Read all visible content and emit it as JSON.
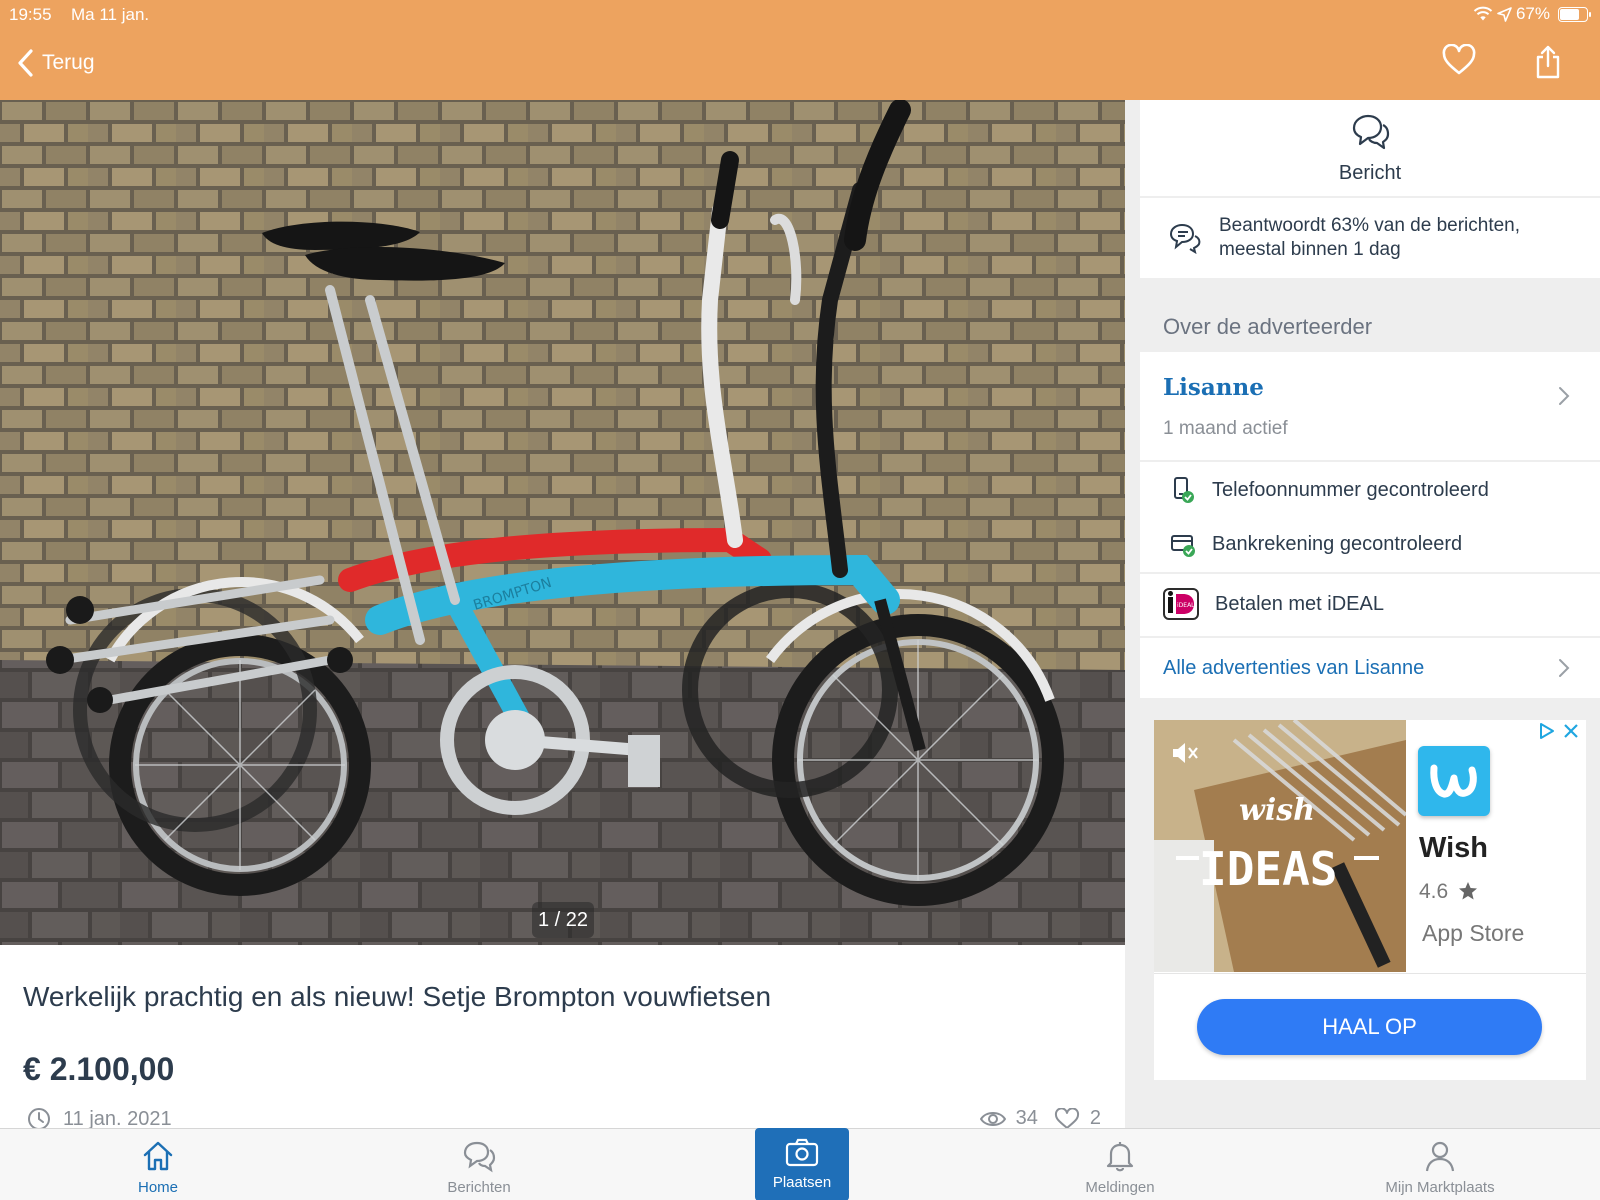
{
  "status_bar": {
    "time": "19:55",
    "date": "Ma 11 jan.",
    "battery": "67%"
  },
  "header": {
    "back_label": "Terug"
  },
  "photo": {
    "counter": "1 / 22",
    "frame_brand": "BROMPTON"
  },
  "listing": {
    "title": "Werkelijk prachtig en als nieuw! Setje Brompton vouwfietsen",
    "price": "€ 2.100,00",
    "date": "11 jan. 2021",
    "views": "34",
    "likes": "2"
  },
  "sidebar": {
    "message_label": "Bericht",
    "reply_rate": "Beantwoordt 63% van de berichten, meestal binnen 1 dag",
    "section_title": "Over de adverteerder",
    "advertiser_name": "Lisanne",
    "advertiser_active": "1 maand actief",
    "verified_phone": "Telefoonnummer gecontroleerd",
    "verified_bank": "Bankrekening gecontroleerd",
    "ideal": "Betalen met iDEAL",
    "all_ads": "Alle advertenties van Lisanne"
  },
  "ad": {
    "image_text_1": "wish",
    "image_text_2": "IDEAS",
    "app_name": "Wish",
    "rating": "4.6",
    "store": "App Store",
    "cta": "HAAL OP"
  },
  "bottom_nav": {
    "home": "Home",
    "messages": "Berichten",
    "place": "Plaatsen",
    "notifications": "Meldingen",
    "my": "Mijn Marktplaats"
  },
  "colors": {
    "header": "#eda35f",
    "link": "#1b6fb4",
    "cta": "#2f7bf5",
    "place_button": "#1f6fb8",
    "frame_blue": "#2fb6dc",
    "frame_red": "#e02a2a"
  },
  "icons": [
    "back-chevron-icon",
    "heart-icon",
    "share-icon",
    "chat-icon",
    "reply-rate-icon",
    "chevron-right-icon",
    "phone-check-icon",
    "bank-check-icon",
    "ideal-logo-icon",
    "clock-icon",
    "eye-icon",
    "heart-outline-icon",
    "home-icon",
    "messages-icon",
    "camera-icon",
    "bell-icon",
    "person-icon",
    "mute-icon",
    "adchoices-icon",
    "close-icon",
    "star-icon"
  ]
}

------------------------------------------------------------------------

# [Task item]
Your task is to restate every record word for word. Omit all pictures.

# [Result for this exercise]
Read all visible content and emit it as JSON.
{
  "status_bar": {
    "time": "19:55",
    "date": "Ma 11 jan.",
    "battery": "67%"
  },
  "header": {
    "back_label": "Terug"
  },
  "photo": {
    "counter": "1 / 22",
    "frame_brand": "BROMPTON"
  },
  "listing": {
    "title": "Werkelijk prachtig en als nieuw! Setje Brompton vouwfietsen",
    "price": "€ 2.100,00",
    "date": "11 jan. 2021",
    "views": "34",
    "likes": "2"
  },
  "sidebar": {
    "message_label": "Bericht",
    "reply_rate": "Beantwoordt 63% van de berichten, meestal binnen 1 dag",
    "section_title": "Over de adverteerder",
    "advertiser_name": "Lisanne",
    "advertiser_active": "1 maand actief",
    "verified_phone": "Telefoonnummer gecontroleerd",
    "verified_bank": "Bankrekening gecontroleerd",
    "ideal": "Betalen met iDEAL",
    "all_ads": "Alle advertenties van Lisanne"
  },
  "ad": {
    "image_text_1": "wish",
    "image_text_2": "IDEAS",
    "app_name": "Wish",
    "rating": "4.6",
    "store": "App Store",
    "cta": "HAAL OP"
  },
  "bottom_nav": {
    "home": "Home",
    "messages": "Berichten",
    "place": "Plaatsen",
    "notifications": "Meldingen",
    "my": "Mijn Marktplaats"
  },
  "colors": {
    "header": "#eda35f",
    "link": "#1b6fb4",
    "cta": "#2f7bf5",
    "place_button": "#1f6fb8",
    "frame_blue": "#2fb6dc",
    "frame_red": "#e02a2a"
  },
  "icons": [
    "back-chevron-icon",
    "heart-icon",
    "share-icon",
    "chat-icon",
    "reply-rate-icon",
    "chevron-right-icon",
    "phone-check-icon",
    "bank-check-icon",
    "ideal-logo-icon",
    "clock-icon",
    "eye-icon",
    "heart-outline-icon",
    "home-icon",
    "messages-icon",
    "camera-icon",
    "bell-icon",
    "person-icon",
    "mute-icon",
    "adchoices-icon",
    "close-icon",
    "star-icon"
  ]
}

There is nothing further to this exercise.